START SOURCE MATERIAL

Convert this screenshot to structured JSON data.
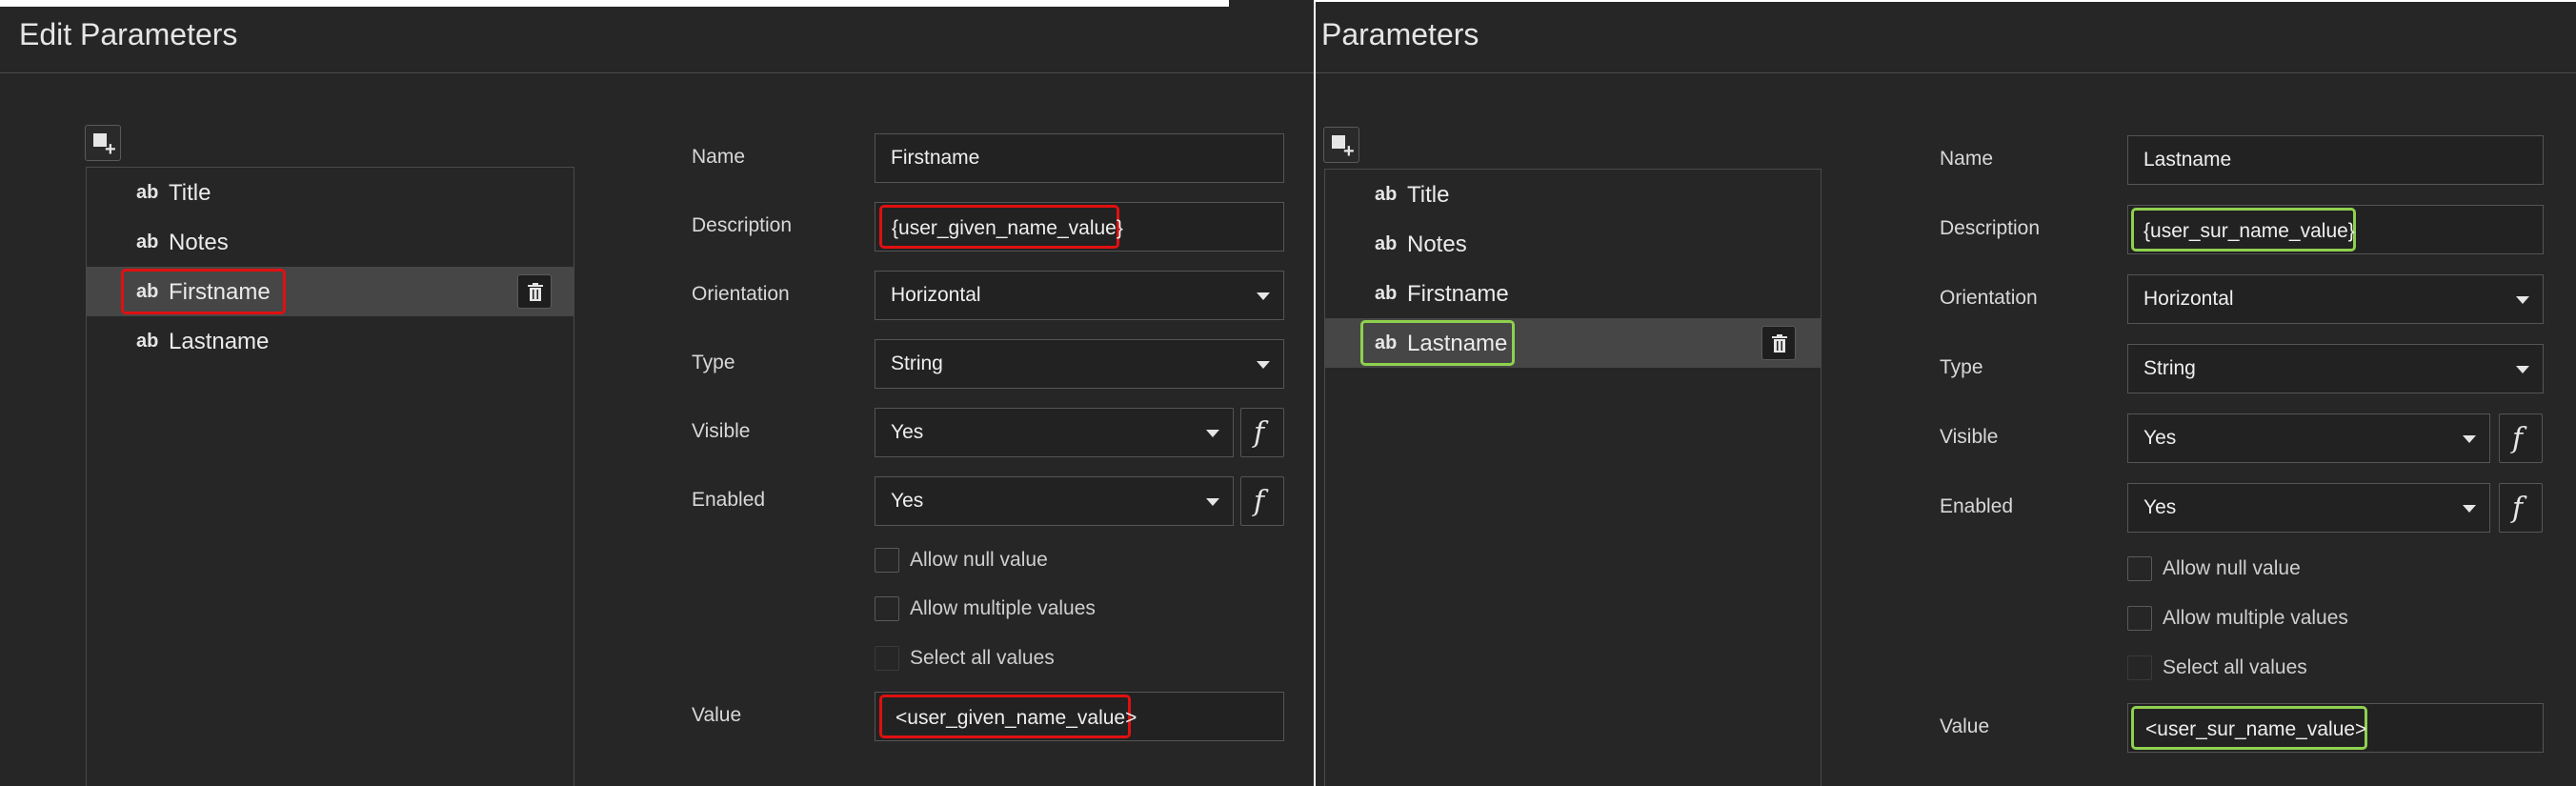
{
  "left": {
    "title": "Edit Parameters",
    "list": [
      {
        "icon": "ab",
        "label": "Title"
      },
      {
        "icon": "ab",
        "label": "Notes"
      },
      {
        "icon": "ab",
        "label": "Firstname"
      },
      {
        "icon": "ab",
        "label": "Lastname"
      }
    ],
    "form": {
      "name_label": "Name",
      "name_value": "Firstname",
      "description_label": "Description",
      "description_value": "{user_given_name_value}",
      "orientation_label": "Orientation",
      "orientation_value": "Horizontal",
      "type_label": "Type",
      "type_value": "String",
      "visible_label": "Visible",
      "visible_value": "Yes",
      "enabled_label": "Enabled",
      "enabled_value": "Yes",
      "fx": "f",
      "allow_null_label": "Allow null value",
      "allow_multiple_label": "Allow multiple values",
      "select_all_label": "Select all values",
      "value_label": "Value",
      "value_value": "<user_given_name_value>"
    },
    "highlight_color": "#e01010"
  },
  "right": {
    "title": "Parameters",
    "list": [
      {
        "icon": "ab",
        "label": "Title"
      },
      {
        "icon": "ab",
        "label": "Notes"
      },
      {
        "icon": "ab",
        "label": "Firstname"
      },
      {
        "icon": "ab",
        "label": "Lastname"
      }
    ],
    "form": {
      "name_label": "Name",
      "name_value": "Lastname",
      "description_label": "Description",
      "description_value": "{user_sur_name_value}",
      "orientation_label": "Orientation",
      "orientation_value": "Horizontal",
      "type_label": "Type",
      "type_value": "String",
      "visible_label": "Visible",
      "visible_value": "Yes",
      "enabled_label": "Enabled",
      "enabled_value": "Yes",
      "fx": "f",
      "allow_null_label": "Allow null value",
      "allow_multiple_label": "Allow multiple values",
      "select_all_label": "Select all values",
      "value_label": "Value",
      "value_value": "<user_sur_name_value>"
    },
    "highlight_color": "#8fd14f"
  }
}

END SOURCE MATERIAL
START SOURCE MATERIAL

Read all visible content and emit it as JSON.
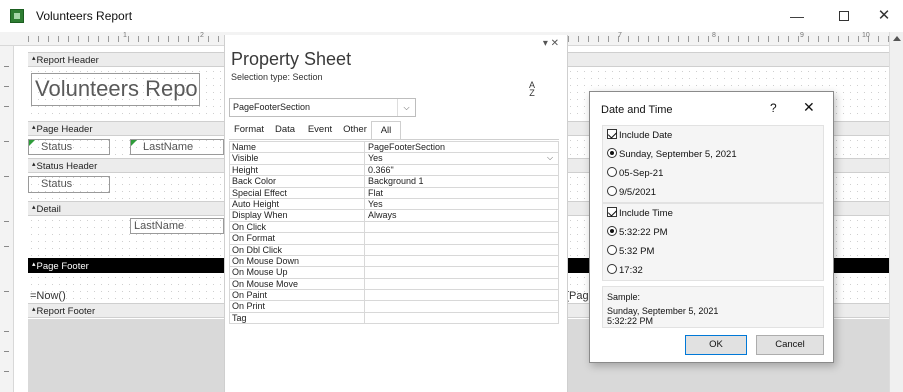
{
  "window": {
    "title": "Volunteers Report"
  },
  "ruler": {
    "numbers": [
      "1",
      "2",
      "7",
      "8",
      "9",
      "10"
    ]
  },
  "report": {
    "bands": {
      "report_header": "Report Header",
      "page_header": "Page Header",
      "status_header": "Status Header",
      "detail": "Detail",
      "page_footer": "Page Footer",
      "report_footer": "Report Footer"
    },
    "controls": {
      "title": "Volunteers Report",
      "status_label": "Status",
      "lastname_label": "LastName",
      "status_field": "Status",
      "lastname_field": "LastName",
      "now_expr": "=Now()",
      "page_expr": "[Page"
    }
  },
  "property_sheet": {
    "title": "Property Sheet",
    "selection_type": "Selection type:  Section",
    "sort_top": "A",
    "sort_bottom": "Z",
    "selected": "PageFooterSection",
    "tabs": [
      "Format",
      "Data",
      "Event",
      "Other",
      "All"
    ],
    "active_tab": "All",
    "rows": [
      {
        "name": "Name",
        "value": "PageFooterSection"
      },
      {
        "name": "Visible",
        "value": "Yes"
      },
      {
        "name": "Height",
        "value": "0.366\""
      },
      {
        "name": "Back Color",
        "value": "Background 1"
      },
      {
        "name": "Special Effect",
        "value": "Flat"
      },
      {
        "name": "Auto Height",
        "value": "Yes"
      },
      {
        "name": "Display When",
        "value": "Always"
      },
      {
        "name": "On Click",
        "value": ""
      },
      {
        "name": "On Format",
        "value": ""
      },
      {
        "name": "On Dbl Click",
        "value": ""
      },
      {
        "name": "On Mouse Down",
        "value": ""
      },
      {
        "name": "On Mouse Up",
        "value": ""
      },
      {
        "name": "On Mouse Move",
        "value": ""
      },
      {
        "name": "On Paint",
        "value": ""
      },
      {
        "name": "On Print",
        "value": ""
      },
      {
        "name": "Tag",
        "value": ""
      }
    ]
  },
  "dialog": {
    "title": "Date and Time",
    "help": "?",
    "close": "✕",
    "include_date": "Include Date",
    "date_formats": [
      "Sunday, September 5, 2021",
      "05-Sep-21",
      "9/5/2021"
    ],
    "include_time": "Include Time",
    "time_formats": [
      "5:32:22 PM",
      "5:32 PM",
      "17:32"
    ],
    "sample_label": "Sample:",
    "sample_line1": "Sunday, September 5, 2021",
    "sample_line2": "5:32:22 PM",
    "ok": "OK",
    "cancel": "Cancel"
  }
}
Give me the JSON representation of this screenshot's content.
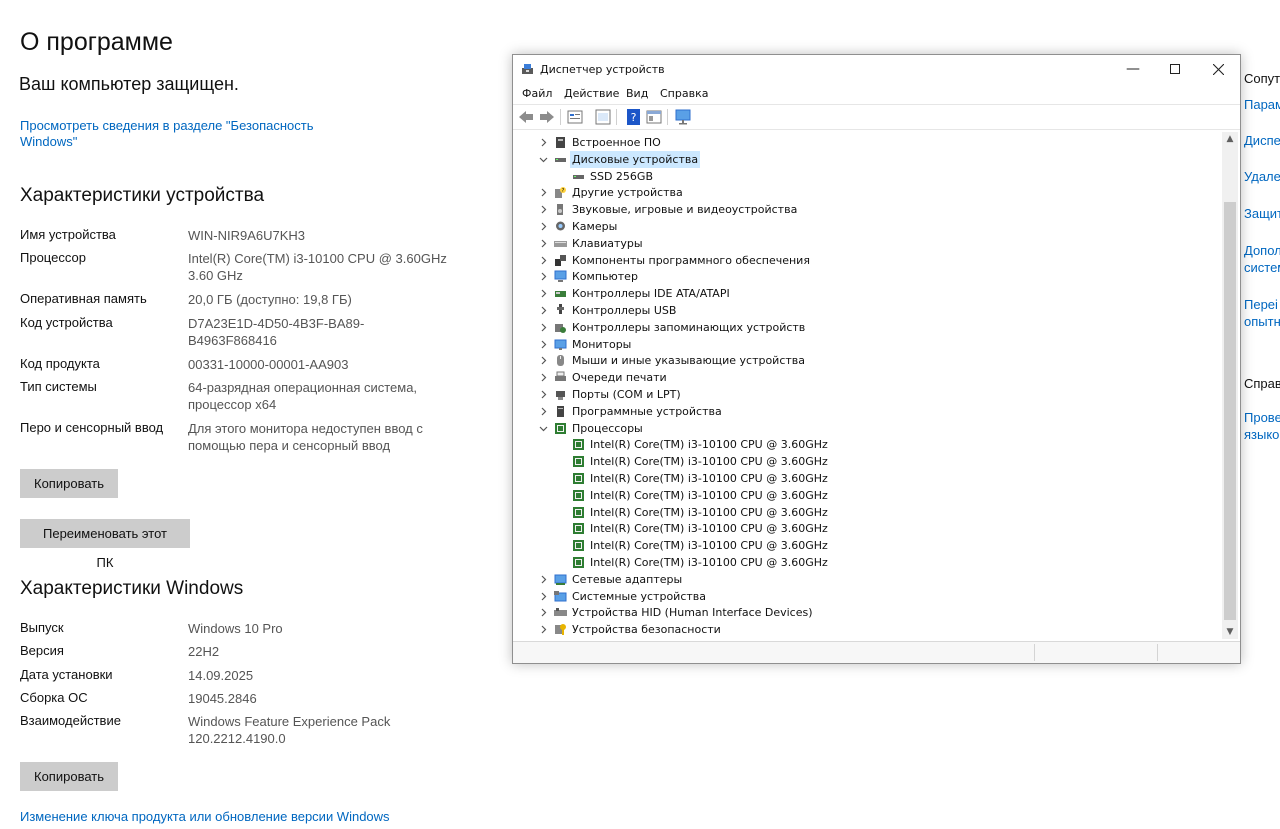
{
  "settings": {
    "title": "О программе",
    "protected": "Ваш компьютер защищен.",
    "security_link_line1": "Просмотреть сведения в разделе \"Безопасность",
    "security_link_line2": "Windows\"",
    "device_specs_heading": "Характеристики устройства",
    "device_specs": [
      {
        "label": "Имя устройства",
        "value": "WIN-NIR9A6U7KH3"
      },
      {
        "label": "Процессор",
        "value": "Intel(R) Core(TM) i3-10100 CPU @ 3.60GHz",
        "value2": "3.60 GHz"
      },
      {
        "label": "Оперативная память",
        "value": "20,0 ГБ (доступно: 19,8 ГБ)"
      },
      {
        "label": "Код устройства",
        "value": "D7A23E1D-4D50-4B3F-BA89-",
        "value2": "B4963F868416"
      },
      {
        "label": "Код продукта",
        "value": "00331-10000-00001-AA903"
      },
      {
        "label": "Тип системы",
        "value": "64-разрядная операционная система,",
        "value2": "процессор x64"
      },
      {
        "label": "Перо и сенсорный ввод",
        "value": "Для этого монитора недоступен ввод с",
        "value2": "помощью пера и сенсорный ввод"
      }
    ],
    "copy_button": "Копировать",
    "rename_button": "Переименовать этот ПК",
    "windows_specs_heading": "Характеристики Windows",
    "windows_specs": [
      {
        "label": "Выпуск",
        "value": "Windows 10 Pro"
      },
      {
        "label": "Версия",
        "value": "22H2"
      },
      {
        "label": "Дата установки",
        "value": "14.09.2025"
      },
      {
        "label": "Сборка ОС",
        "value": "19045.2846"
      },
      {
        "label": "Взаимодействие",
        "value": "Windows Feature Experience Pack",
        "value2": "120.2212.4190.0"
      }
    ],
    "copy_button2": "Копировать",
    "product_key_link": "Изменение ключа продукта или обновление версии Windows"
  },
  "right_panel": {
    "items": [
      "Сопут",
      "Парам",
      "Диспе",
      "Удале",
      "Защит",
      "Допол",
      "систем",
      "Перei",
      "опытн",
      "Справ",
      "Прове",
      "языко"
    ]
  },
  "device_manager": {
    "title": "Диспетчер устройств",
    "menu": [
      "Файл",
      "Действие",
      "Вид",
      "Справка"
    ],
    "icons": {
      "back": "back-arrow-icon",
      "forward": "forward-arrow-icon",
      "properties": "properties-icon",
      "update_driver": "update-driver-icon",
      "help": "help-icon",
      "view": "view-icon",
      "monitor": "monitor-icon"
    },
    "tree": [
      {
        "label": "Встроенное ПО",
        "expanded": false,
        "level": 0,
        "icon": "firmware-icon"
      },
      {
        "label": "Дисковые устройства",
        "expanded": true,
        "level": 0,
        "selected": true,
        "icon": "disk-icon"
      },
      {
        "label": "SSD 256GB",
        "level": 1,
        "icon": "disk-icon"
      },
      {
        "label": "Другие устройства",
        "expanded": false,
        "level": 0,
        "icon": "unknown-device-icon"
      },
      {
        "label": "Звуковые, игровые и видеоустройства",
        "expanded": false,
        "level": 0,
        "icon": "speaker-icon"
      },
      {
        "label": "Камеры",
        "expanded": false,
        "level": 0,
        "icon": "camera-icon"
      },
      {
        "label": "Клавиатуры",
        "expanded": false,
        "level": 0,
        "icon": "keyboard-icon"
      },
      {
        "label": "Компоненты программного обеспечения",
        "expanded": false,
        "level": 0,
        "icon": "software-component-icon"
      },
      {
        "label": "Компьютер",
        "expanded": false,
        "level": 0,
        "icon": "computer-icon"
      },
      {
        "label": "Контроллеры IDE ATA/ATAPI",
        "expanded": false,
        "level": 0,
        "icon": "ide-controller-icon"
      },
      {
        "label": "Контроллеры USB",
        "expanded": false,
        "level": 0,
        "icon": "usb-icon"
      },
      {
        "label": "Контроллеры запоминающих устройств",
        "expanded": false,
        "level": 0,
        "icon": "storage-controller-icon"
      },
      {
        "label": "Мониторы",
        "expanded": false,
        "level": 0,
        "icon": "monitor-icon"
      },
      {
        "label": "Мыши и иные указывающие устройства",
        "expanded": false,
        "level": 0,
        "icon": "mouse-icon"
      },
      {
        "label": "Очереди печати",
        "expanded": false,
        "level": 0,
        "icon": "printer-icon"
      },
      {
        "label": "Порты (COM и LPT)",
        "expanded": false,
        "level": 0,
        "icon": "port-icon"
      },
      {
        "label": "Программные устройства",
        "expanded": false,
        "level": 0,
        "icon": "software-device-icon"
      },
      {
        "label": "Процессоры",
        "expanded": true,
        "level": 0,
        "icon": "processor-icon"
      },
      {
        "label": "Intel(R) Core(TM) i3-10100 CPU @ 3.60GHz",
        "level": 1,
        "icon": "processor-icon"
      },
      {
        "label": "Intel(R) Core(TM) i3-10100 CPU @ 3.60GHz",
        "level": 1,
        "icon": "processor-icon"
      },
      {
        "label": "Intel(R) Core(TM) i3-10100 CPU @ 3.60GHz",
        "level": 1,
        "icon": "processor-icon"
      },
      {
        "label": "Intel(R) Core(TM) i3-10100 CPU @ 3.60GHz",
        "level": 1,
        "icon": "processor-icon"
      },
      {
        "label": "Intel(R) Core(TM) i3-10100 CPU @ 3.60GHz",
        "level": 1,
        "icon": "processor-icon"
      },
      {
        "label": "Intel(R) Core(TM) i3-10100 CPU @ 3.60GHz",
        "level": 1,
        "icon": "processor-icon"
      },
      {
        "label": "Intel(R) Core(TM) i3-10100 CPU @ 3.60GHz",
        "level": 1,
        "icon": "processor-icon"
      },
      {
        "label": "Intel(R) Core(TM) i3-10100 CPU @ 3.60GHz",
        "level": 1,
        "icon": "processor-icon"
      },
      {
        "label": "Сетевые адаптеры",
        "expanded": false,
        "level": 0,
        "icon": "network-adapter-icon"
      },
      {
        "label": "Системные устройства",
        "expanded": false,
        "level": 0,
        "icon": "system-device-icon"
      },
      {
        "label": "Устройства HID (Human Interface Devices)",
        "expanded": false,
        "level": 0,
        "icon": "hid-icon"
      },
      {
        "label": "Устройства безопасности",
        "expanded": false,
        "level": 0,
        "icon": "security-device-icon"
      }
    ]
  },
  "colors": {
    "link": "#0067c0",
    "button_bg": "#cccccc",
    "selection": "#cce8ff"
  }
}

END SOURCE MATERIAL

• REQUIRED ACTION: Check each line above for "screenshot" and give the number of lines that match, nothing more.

• ANSWER: 2